The word "ショット" appears in some lines of the records below; state how many lines, and nothing else.

Web page and app entries:
□ □ □ □ □ □ □

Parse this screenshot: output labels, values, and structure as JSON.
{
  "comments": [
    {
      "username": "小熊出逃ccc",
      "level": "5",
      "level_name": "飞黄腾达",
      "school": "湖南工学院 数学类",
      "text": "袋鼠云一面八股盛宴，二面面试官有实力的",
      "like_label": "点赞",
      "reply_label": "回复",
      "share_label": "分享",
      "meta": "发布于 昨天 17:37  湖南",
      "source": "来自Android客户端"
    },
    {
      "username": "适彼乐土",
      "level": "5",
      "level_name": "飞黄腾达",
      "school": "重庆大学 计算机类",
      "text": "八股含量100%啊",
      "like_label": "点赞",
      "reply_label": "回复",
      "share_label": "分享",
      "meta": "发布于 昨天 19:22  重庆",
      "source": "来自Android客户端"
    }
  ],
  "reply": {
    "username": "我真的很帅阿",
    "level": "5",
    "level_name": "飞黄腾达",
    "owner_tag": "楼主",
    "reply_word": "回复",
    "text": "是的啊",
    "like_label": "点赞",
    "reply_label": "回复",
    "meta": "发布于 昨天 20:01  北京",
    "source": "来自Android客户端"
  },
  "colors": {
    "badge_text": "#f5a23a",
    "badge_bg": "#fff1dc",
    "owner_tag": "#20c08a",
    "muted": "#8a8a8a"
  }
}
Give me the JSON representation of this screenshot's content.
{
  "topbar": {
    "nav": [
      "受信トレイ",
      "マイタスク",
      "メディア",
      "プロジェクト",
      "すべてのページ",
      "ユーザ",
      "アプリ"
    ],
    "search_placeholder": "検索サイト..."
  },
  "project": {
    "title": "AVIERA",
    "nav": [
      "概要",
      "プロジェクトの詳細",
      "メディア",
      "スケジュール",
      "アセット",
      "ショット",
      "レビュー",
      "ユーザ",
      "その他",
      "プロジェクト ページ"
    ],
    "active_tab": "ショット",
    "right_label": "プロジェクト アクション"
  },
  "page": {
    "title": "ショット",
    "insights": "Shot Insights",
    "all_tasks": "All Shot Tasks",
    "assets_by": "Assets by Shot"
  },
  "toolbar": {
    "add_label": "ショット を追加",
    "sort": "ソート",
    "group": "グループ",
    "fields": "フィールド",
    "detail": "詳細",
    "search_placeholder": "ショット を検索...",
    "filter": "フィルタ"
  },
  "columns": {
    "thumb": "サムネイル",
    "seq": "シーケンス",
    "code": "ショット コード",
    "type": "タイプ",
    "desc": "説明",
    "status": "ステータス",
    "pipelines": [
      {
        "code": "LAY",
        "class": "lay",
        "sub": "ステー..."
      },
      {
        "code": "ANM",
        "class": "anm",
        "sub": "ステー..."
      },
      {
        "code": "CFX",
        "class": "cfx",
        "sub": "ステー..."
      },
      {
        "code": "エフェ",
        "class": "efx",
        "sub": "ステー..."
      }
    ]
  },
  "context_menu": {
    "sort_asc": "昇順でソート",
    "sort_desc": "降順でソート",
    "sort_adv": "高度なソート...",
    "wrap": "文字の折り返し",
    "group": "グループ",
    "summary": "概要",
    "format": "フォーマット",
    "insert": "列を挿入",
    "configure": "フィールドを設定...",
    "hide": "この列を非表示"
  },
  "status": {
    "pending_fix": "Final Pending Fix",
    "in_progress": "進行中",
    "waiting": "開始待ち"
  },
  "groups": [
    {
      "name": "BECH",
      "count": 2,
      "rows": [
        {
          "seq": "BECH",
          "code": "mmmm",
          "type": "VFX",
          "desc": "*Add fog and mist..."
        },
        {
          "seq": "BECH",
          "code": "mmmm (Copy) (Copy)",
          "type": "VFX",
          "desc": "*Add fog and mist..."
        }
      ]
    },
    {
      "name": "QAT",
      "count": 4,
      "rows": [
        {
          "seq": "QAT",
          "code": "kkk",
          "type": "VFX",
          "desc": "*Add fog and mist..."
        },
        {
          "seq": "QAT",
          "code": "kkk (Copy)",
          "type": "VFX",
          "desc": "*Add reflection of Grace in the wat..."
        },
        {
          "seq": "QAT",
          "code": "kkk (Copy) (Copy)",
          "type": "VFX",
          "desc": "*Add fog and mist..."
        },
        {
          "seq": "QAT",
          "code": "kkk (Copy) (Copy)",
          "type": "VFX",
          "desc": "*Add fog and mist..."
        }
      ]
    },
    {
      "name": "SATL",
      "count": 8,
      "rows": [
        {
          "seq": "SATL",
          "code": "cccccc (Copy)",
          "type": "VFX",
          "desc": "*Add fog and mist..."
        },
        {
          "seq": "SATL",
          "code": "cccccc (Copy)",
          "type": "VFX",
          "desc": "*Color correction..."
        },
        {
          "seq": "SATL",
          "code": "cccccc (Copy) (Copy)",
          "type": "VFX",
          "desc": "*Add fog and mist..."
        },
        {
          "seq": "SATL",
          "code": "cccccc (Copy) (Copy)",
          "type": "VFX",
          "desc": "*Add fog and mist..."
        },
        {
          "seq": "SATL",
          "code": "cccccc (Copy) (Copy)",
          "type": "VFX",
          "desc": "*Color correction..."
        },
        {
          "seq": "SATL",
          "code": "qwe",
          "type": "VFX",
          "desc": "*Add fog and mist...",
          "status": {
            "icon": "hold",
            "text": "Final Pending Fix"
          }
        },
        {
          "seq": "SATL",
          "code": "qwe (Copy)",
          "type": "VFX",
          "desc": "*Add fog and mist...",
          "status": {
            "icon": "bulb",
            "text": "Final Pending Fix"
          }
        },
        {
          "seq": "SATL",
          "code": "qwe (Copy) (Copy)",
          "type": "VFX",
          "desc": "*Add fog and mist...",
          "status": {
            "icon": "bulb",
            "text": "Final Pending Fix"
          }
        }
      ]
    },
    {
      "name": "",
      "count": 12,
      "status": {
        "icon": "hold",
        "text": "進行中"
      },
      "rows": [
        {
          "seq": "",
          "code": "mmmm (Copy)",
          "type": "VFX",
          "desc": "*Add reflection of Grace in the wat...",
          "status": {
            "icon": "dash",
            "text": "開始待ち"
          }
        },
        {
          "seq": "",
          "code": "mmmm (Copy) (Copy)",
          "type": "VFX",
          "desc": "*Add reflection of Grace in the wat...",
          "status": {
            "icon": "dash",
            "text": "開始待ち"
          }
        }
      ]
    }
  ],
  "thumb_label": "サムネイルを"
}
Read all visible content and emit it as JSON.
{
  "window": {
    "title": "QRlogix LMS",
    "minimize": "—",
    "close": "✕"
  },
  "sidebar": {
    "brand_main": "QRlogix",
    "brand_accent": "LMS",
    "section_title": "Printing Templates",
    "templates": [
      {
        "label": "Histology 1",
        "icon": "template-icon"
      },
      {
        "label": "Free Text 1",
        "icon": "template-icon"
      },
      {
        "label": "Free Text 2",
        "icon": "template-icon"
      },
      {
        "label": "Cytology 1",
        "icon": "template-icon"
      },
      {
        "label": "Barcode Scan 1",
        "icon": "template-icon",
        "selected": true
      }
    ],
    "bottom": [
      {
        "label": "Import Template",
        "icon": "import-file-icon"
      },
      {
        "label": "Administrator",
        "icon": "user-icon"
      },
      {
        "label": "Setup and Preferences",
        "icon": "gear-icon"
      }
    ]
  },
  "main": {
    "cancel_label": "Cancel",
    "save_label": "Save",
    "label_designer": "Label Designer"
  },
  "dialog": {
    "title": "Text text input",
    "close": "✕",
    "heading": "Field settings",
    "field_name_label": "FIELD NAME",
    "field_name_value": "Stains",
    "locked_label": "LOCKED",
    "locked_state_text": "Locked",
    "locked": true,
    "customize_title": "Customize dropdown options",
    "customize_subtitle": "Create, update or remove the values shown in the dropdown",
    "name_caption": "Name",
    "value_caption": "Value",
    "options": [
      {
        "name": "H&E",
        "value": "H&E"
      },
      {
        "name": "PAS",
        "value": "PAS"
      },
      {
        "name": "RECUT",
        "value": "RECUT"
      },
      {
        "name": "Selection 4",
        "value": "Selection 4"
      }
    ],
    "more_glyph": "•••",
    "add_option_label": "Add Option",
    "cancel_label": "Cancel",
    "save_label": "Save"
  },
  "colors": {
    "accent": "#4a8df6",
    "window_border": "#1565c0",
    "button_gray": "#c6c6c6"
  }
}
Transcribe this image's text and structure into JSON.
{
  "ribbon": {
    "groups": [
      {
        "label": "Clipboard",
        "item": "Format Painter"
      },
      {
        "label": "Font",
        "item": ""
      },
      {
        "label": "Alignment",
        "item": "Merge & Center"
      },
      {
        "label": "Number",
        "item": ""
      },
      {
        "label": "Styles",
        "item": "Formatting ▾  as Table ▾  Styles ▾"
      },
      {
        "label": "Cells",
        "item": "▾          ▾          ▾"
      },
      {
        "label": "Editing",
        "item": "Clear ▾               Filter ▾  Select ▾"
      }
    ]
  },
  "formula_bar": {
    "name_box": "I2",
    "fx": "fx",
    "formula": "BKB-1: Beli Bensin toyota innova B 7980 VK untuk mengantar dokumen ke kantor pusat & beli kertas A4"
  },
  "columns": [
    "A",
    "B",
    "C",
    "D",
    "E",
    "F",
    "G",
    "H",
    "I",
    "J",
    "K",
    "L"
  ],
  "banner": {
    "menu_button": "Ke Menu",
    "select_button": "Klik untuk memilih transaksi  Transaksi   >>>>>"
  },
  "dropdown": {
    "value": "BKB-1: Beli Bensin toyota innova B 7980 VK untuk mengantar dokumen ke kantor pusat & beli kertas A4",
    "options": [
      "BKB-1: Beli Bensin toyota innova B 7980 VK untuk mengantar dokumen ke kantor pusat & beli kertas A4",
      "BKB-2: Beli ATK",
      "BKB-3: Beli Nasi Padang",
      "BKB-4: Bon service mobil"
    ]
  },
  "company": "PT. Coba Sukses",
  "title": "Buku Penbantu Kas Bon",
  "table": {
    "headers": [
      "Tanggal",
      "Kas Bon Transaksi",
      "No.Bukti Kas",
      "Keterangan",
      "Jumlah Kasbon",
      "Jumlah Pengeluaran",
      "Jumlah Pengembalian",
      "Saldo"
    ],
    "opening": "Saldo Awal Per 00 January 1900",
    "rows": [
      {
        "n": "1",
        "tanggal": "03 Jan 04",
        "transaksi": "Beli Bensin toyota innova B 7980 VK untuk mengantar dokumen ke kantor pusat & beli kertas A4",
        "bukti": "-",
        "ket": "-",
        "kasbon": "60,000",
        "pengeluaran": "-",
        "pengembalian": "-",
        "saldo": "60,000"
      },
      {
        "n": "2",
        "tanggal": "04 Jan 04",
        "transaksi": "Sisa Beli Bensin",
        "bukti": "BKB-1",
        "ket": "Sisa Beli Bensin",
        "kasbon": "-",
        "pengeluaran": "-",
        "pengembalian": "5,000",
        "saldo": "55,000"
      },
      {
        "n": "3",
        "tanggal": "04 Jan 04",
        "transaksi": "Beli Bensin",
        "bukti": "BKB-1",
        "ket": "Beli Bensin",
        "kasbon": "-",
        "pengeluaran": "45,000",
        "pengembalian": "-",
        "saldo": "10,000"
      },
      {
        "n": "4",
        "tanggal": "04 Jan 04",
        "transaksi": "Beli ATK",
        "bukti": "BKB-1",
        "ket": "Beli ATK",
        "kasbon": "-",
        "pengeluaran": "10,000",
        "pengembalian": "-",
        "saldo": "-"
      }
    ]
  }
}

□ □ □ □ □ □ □

◆ SOLUTION FOR THIS EXERCISE
6